● TASK TO COMPLETE
Search the data for the string "time" and gather each line it is in.

● SUPPLIED RECORDS
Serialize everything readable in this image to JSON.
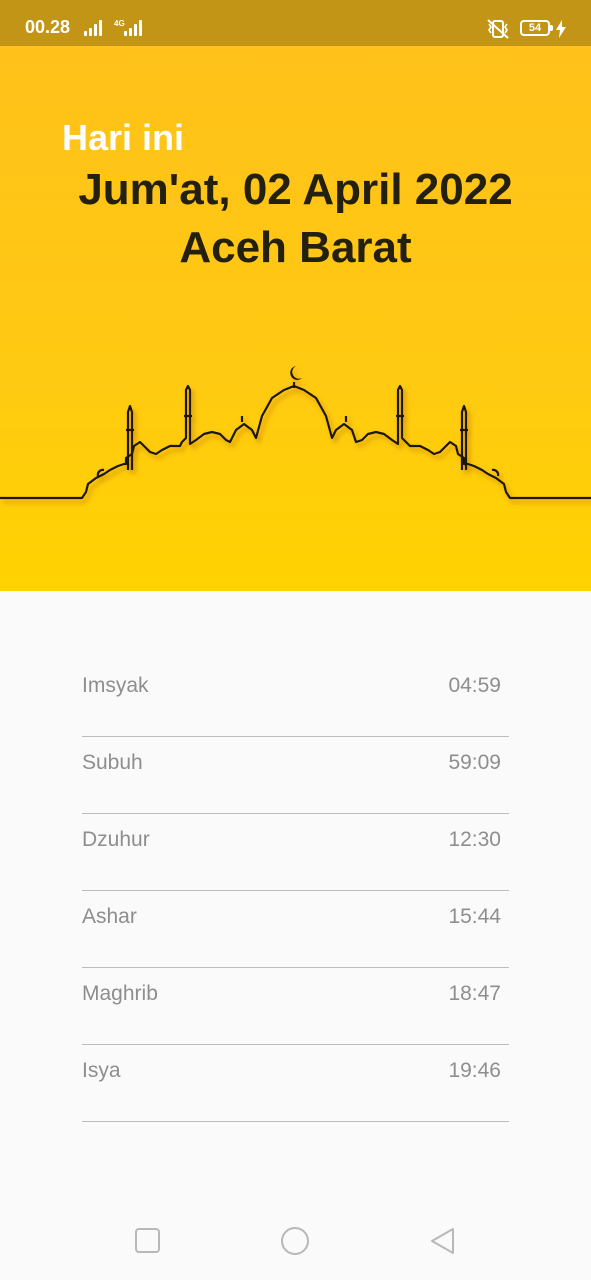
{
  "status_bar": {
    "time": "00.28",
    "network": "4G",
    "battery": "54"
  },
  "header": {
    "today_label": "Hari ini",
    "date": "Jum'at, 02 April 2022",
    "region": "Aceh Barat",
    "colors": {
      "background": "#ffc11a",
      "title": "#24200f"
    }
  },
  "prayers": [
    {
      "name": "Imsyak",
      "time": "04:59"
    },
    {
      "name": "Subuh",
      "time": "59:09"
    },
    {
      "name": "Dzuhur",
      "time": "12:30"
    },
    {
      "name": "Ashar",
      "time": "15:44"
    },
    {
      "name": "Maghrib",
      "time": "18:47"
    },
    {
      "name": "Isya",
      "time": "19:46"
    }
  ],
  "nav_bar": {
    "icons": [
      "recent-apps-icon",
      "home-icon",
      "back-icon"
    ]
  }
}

● EXPECTED ANSWER
    "time": "00.28",
      "time": "04:59"
      "time": "59:09"
      "time": "12:30"
      "time": "15:44"
      "time": "18:47"
      "time": "19:46"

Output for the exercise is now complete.